# [Assignment]
Everything in the data below except the pictures must be repeated word for word.
Given data Start Marker
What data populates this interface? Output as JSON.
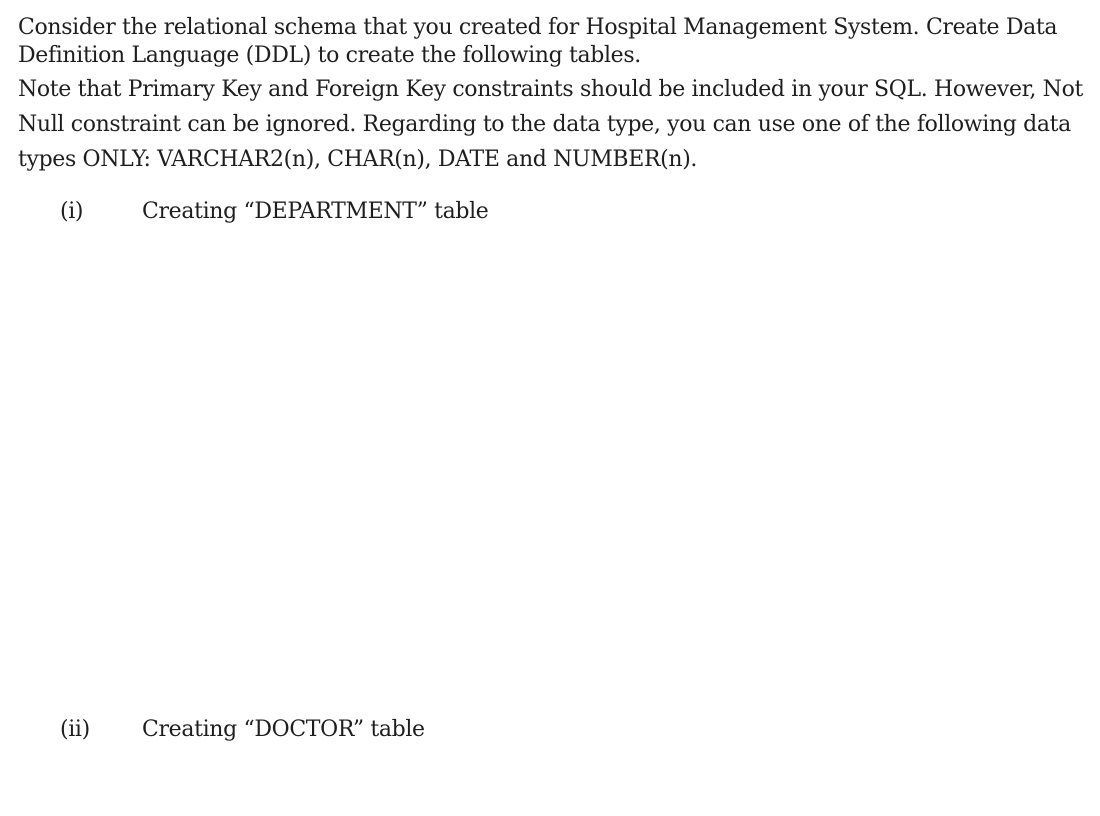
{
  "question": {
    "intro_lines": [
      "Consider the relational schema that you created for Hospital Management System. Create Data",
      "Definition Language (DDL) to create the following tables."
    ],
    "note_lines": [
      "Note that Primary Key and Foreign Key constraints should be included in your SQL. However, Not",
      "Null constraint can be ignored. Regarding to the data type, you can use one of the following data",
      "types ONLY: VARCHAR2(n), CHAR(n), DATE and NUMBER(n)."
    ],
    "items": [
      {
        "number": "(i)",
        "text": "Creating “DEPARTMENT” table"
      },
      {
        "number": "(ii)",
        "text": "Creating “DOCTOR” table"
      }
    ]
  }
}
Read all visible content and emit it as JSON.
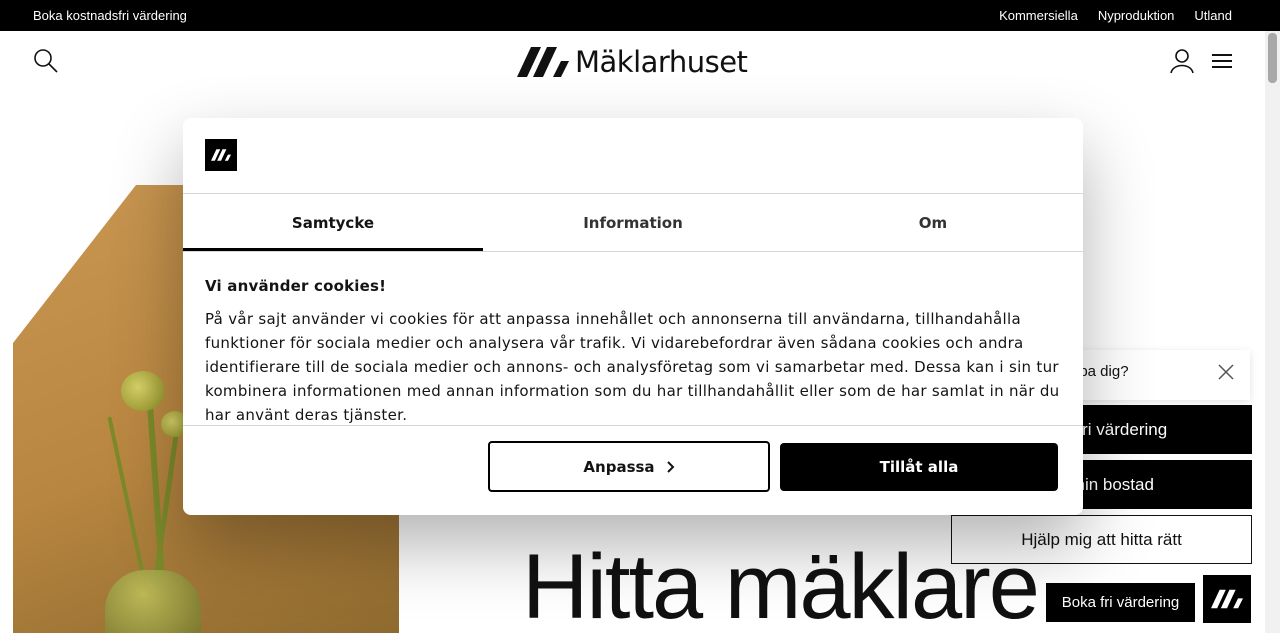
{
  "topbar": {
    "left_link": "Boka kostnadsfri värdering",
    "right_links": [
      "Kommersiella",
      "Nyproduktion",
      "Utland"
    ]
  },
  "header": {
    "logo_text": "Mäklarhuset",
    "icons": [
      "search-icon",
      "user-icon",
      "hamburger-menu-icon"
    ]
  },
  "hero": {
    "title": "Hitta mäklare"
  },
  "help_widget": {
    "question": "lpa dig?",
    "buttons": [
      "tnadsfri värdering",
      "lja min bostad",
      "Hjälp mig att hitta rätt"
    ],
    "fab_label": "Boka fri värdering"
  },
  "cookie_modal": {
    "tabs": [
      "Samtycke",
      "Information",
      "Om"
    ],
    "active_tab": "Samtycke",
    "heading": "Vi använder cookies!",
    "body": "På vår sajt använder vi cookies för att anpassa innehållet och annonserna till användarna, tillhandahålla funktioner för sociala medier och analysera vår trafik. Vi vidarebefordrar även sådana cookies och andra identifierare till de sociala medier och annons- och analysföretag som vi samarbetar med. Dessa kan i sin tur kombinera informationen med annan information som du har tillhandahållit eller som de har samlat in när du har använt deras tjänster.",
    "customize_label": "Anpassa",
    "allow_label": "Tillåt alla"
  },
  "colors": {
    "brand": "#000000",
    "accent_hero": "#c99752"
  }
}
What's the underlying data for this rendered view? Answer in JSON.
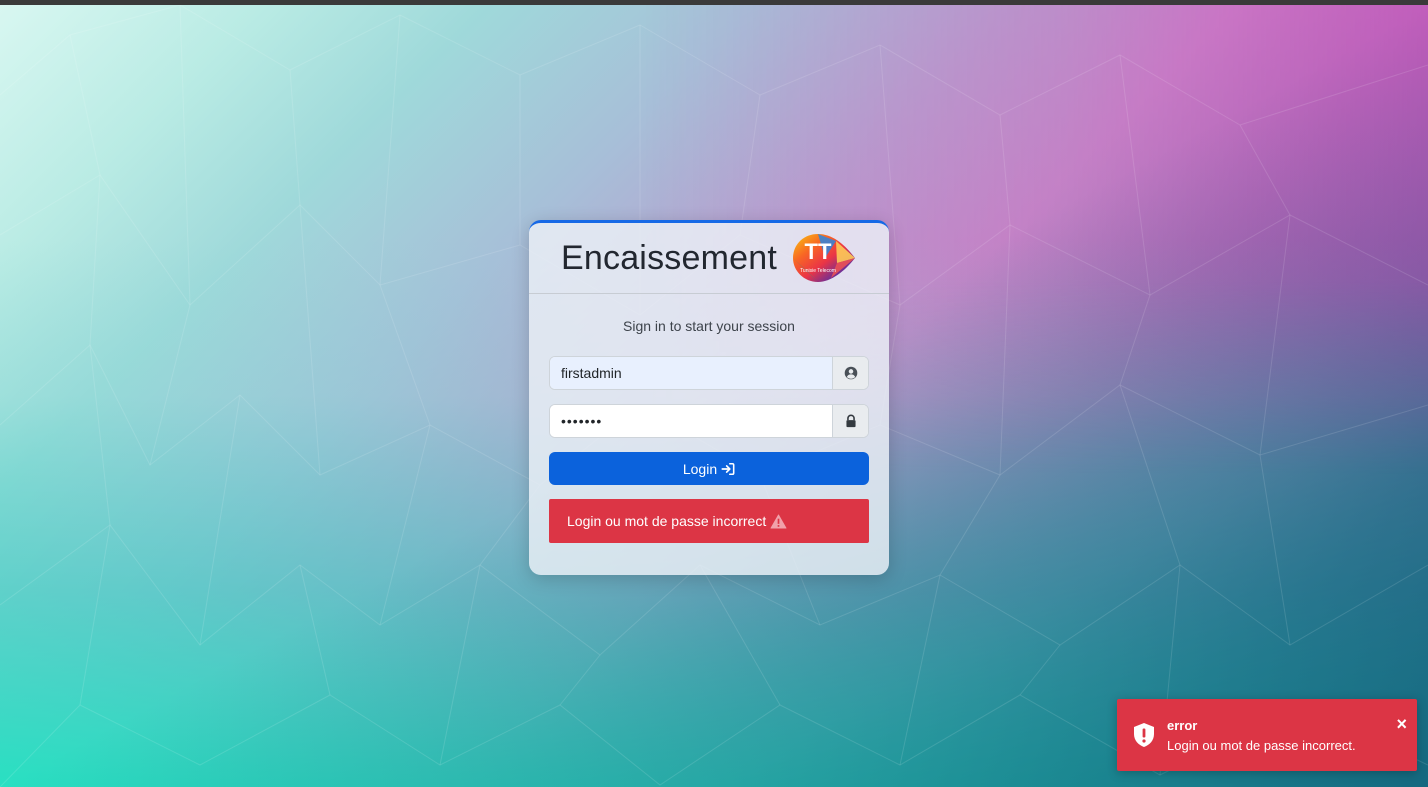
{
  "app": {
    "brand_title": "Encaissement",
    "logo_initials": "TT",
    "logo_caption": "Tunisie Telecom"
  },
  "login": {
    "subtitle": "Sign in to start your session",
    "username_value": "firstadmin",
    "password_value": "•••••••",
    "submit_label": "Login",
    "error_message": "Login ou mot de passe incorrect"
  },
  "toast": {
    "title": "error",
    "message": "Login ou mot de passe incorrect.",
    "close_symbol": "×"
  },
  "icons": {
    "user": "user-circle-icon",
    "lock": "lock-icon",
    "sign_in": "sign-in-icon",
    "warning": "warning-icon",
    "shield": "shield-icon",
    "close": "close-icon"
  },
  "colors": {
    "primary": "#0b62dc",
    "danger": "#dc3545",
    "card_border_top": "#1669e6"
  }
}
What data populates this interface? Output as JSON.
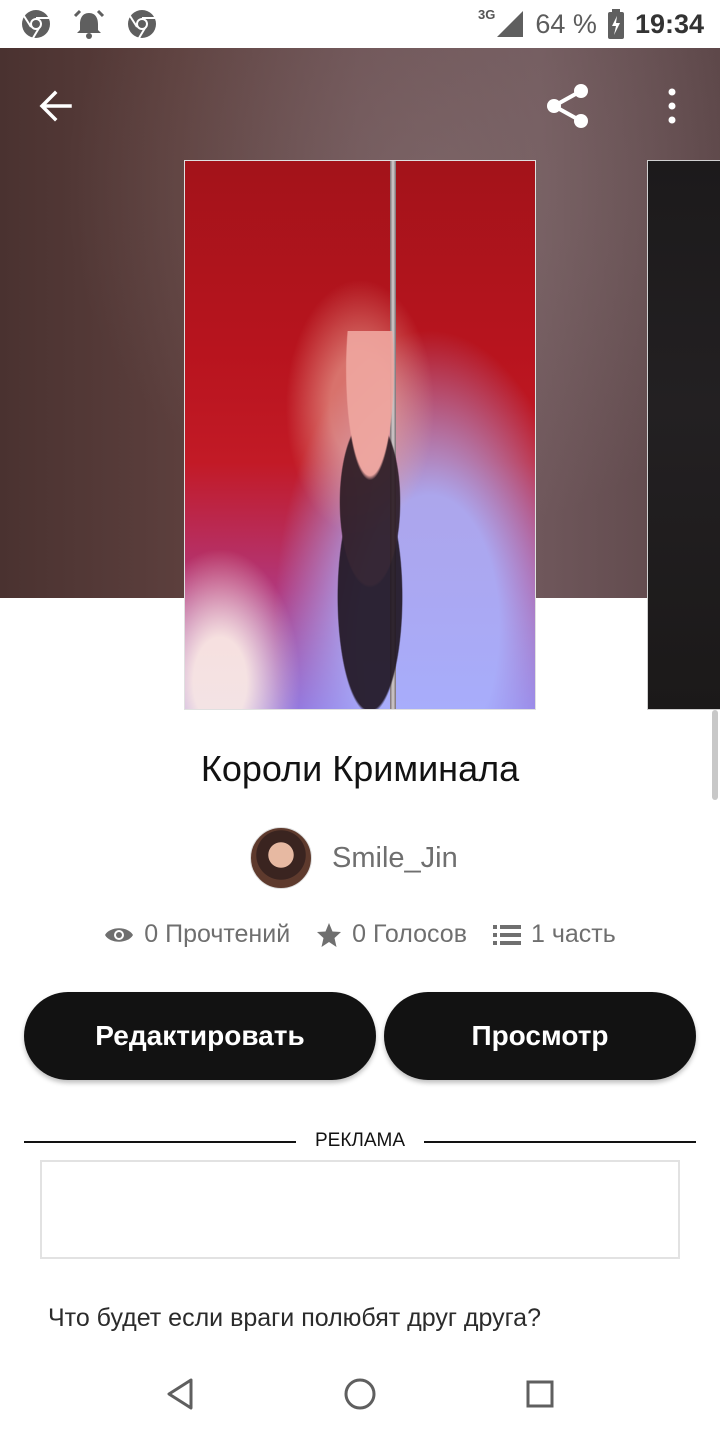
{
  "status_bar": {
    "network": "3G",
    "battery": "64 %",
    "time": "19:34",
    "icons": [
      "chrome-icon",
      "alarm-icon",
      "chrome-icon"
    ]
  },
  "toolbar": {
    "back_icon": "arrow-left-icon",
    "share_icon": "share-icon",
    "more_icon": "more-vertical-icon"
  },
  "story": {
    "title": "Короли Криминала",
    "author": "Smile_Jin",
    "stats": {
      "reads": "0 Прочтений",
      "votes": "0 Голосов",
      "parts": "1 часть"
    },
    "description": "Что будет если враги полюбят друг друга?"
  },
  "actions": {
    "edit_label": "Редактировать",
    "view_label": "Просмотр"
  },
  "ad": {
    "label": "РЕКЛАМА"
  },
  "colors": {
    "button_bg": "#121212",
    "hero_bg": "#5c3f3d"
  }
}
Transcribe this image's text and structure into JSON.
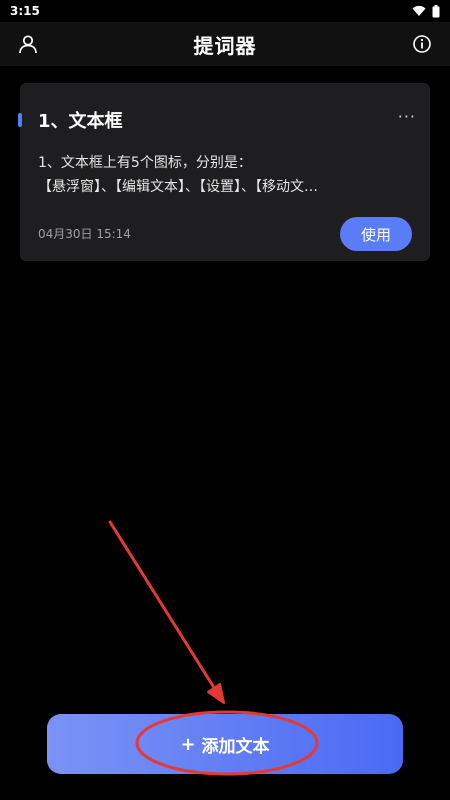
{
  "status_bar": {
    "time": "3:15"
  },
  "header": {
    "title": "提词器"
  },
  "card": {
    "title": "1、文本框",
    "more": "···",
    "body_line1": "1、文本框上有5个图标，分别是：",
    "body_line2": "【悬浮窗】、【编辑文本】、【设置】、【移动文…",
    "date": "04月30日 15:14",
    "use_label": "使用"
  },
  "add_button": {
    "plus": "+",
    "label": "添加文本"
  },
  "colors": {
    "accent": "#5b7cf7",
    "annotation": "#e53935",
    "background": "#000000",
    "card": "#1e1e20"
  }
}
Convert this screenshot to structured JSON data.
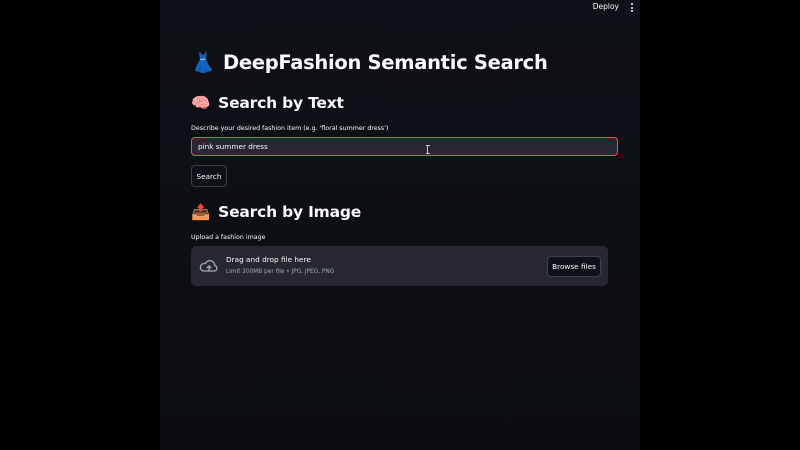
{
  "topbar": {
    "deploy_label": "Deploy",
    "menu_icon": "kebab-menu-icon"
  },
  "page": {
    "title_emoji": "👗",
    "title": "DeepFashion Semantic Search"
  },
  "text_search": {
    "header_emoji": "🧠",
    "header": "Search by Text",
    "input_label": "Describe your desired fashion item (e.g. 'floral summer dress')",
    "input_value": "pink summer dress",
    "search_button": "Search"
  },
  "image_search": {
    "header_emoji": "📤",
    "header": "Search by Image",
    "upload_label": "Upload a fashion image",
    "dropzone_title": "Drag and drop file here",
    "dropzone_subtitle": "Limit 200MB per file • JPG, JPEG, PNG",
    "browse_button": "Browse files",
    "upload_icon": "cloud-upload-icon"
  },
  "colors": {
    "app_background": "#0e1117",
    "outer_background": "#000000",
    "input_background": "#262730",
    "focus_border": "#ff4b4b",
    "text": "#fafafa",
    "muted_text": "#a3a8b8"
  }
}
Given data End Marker
# [Result of this task]
What data populates this interface? Output as JSON.
{
  "question": {
    "intro_lines": [
      "Consider the relational schema that you created for Hospital Management System. Create Data",
      "Definition Language (DDL) to create the following tables."
    ],
    "note_lines": [
      "Note that Primary Key and Foreign Key constraints should be included in your SQL. However, Not",
      "Null constraint can be ignored. Regarding to the data type, you can use one of the following data",
      "types ONLY: VARCHAR2(n), CHAR(n), DATE and NUMBER(n)."
    ],
    "items": [
      {
        "number": "(i)",
        "text": "Creating “DEPARTMENT” table"
      },
      {
        "number": "(ii)",
        "text": "Creating “DOCTOR” table"
      }
    ]
  }
}
Read all visible content and emit it as JSON.
{
  "topbar": {
    "left_link": "Boka kostnadsfri värdering",
    "right_links": [
      "Kommersiella",
      "Nyproduktion",
      "Utland"
    ]
  },
  "header": {
    "logo_text": "Mäklarhuset",
    "icons": [
      "search-icon",
      "user-icon",
      "hamburger-menu-icon"
    ]
  },
  "hero": {
    "title": "Hitta mäklare"
  },
  "help_widget": {
    "question": "lpa dig?",
    "buttons": [
      "tnadsfri värdering",
      "lja min bostad",
      "Hjälp mig att hitta rätt"
    ],
    "fab_label": "Boka fri värdering"
  },
  "cookie_modal": {
    "tabs": [
      "Samtycke",
      "Information",
      "Om"
    ],
    "active_tab": "Samtycke",
    "heading": "Vi använder cookies!",
    "body": "På vår sajt använder vi cookies för att anpassa innehållet och annonserna till användarna, tillhandahålla funktioner för sociala medier och analysera vår trafik. Vi vidarebefordrar även sådana cookies och andra identifierare till de sociala medier och annons- och analysföretag som vi samarbetar med. Dessa kan i sin tur kombinera informationen med annan information som du har tillhandahållit eller som de har samlat in när du har använt deras tjänster.",
    "customize_label": "Anpassa",
    "allow_label": "Tillåt alla"
  },
  "colors": {
    "brand": "#000000",
    "accent_hero": "#c99752"
  }
}
What's the underlying data for this rendered view? Answer in JSON.
{
  "app": {
    "brand_title": "Encaissement",
    "logo_initials": "TT",
    "logo_caption": "Tunisie Telecom"
  },
  "login": {
    "subtitle": "Sign in to start your session",
    "username_value": "firstadmin",
    "password_value": "•••••••",
    "submit_label": "Login",
    "error_message": "Login ou mot de passe incorrect"
  },
  "toast": {
    "title": "error",
    "message": "Login ou mot de passe incorrect.",
    "close_symbol": "×"
  },
  "icons": {
    "user": "user-circle-icon",
    "lock": "lock-icon",
    "sign_in": "sign-in-icon",
    "warning": "warning-icon",
    "shield": "shield-icon",
    "close": "close-icon"
  },
  "colors": {
    "primary": "#0b62dc",
    "danger": "#dc3545",
    "card_border_top": "#1669e6"
  }
}
What data populates this interface? Output as JSON.
{
  "status_bar": {
    "network": "3G",
    "battery": "64 %",
    "time": "19:34",
    "icons": [
      "chrome-icon",
      "alarm-icon",
      "chrome-icon"
    ]
  },
  "toolbar": {
    "back_icon": "arrow-left-icon",
    "share_icon": "share-icon",
    "more_icon": "more-vertical-icon"
  },
  "story": {
    "title": "Короли Криминала",
    "author": "Smile_Jin",
    "stats": {
      "reads": "0 Прочтений",
      "votes": "0 Голосов",
      "parts": "1 часть"
    },
    "description": "Что будет если враги полюбят друг друга?"
  },
  "actions": {
    "edit_label": "Редактировать",
    "view_label": "Просмотр"
  },
  "ad": {
    "label": "РЕКЛАМА"
  },
  "colors": {
    "button_bg": "#121212",
    "hero_bg": "#5c3f3d"
  }
}
Transcribe this image's text and structure into JSON.
{
  "status_bar": {
    "time": "3:15"
  },
  "header": {
    "title": "提词器"
  },
  "card": {
    "title": "1、文本框",
    "more": "···",
    "body_line1": "1、文本框上有5个图标，分别是：",
    "body_line2": "【悬浮窗】、【编辑文本】、【设置】、【移动文…",
    "date": "04月30日 15:14",
    "use_label": "使用"
  },
  "add_button": {
    "plus": "+",
    "label": "添加文本"
  },
  "colors": {
    "accent": "#5b7cf7",
    "annotation": "#e53935",
    "background": "#000000",
    "card": "#1e1e20"
  }
}
Convert this screenshot to structured JSON data.
{
  "topbar": {
    "deploy_label": "Deploy",
    "menu_icon": "kebab-menu-icon"
  },
  "page": {
    "title_emoji": "👗",
    "title": "DeepFashion Semantic Search"
  },
  "text_search": {
    "header_emoji": "🧠",
    "header": "Search by Text",
    "input_label": "Describe your desired fashion item (e.g. 'floral summer dress')",
    "input_value": "pink summer dress",
    "search_button": "Search"
  },
  "image_search": {
    "header_emoji": "📤",
    "header": "Search by Image",
    "upload_label": "Upload a fashion image",
    "dropzone_title": "Drag and drop file here",
    "dropzone_subtitle": "Limit 200MB per file • JPG, JPEG, PNG",
    "browse_button": "Browse files",
    "upload_icon": "cloud-upload-icon"
  },
  "colors": {
    "app_background": "#0e1117",
    "outer_background": "#000000",
    "input_background": "#262730",
    "focus_border": "#ff4b4b",
    "text": "#fafafa",
    "muted_text": "#a3a8b8"
  }
}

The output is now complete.